According to the story, there are currently some 183 private equity fund managers in runoff. The 183 funds is more than double the 90 that were in runoff in 2009. Another 150 firms are expected to disappear this year, Financial News said.
I was a little surprised by the high number but then saw that there are 4,146 PE firms now in existence. The 183 is about 4.5% (by my math). So what is a run off? This happens when PE firms fail to raise a new fund to make new investments. They just manage the portfolio they have. It is the private equity equivalent of going out of business, Financial News said.
One private equity exec says the totals cited by Preqin are possible. “Between Dodd Frank costs, turnover and bad performance it makes sense,” the source says. “In fairness, some are firms that have been in runoff for a decade already.”
To be sure, fundraising this year has been tough for all firms. And there are several PE shops rumored to be in runoff (Ferrer Freeman, the Cypress Group, Quadrangle, Cornerstone Equity, etc.).
The numbers still sound a little fuzzy to me. So I went to Preqin and asked them for the specific names of firms that were going out of business. They wouldn’t provide them. In fact, Preqin couldn’t guarantee the individual firms are actually out of business, according to Tim Friedman, a firm spokesman.
To determine which firms are in runoff, Preqin found which PE firms raised a fund in 2001 and then looked to see which shops haven’t raised a fund since. Preqin used that information to estimate which firms will cease operations this year, Friedman said in an emailed response to questions.

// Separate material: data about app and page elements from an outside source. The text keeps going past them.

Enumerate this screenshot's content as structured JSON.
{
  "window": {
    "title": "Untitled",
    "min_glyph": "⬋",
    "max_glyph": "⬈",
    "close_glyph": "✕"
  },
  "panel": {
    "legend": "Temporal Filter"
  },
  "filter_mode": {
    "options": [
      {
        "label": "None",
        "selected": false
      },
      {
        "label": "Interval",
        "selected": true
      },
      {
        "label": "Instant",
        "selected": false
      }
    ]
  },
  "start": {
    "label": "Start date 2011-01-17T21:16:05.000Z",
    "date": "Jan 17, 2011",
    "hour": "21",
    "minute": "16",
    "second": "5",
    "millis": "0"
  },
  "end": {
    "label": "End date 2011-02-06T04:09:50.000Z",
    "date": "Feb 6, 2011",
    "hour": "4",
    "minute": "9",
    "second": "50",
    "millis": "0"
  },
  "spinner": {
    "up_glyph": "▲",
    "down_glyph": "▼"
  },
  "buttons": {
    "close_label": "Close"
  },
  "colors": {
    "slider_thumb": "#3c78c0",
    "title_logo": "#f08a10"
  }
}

“In reality, lots of those firms will still be active for a couple more years, some may raise another fund or go deal by deal, and others went out of business a while ago,” Friedman wrote. “We believe it all averages out in the end and that number is a pretty good estimate, but we can’t give names out, I’m afraid, as we cannot guarantee the individual firms are actually out of business.”

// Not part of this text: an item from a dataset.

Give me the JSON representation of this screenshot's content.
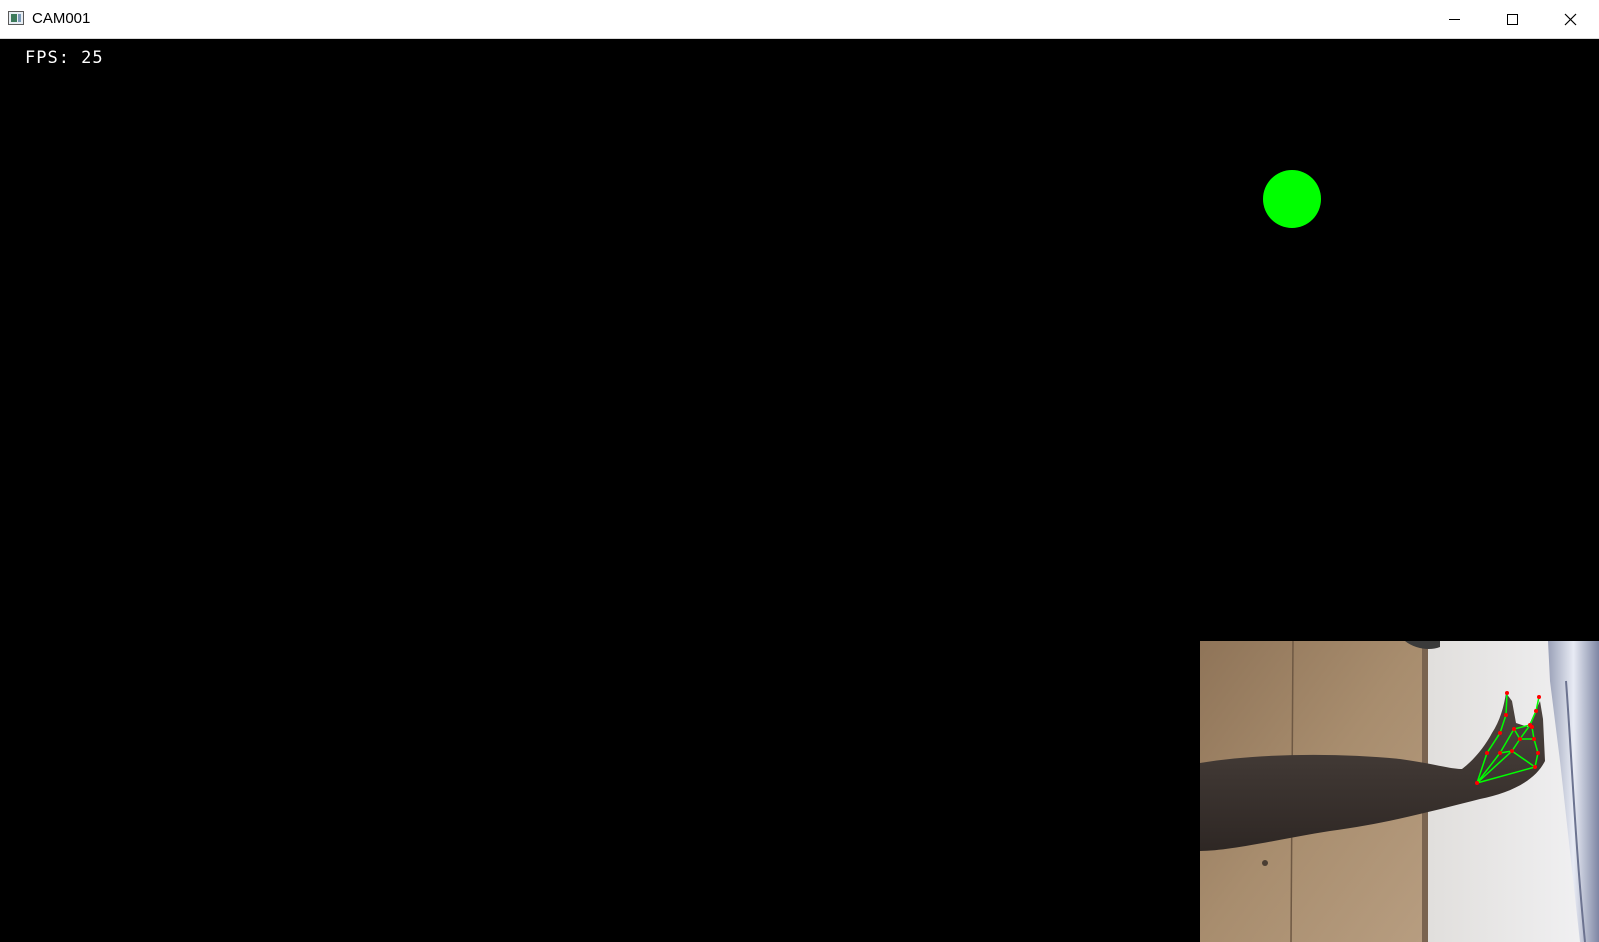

Friedman said the numbers cited by Preqin are estimates that are “based on hard data.”